According to the National Resource Center on Domestic Violence, 10 to 14 percent of married women in the United States have been raped by their husbands, Euer said.
She said it took until 1993 for all 50 states to recognize marital rape in at least some form as a criminal act, but many states, including Rhode Island, still allow exemptions in situations where the victim is unable to provide consent, such as when the victim is asleep or unconscious, she said.
These kinds of laws are echoes of an outdated idea, found in English law in the 1600s, that marriage conveys irrevocable consent, she said.
“Just as we no longer tolerate onerous laws that treat women as the property of their husbands, we have to eliminate the spousal exemption in our rape law,” Euer said. “Marriage is not giving up the right to your bodily autonomy. Eliminating the spousal exemption is affirming the human rights that belong to every single person.”
On Tuesday, the Senate also voted 37 to 0 for a bill that would set maximum contamination levels of certain “forever chemicals” – per- and polyfluoroalkyl substances (PFAS) – in drinking water and surface water, while also setting standards for PFAS monitoring at landfills.
“It’s a very good environmental bill, it’s a health-conscious bill,” said Senator Walter S. Felag Jr., a Warren Democrat who sponsored the legislation. “It will really assist us in navigating the impacts of these man-made chemicals that were used in industrial and consumer products.”
A total of 18 states have taken similar steps, including most of New England, Felag said. “It’s about time we joined the crowd,” he said.
Massachusetts enacted new safety regulations last fall, and the Globe has reported that 20 percent of public water sources that have done testing report PFAS concentrations above what state regulations allow, prompting some towns there to distribute bottled water or install filtration systems.

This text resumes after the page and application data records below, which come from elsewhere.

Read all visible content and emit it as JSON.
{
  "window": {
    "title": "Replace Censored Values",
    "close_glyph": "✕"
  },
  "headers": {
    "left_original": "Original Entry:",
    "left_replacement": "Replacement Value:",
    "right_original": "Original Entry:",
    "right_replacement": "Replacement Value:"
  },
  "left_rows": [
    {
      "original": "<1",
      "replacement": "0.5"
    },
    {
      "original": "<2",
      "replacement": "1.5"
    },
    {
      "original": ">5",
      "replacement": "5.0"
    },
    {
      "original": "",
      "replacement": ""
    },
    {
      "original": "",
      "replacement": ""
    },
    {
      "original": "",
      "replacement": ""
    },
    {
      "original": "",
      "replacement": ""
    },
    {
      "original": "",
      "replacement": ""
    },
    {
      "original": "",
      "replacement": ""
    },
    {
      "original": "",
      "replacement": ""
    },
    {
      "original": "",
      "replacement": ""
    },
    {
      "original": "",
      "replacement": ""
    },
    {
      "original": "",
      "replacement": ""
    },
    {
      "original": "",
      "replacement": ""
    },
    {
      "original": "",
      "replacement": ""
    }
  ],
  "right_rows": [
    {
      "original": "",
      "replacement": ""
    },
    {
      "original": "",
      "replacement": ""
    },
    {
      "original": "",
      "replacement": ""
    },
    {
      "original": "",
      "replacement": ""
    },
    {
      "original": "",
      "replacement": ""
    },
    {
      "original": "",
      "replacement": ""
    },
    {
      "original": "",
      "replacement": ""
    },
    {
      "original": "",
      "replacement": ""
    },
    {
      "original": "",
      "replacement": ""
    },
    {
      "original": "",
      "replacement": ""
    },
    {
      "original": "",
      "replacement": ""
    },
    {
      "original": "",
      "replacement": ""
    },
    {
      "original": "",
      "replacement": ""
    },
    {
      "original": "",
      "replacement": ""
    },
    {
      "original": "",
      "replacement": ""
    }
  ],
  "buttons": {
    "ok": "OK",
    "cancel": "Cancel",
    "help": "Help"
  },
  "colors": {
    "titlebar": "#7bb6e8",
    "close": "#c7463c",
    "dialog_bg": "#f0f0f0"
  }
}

The Rhode Island Department of Health is in process of writing PFAS regulations, but Representative June S. Speakman, a Warren Democrat, has said, “My preference is to embed the process in law.” She has introduced legislation along with Felag, saying, “It’s time for Rhode Island to do something.”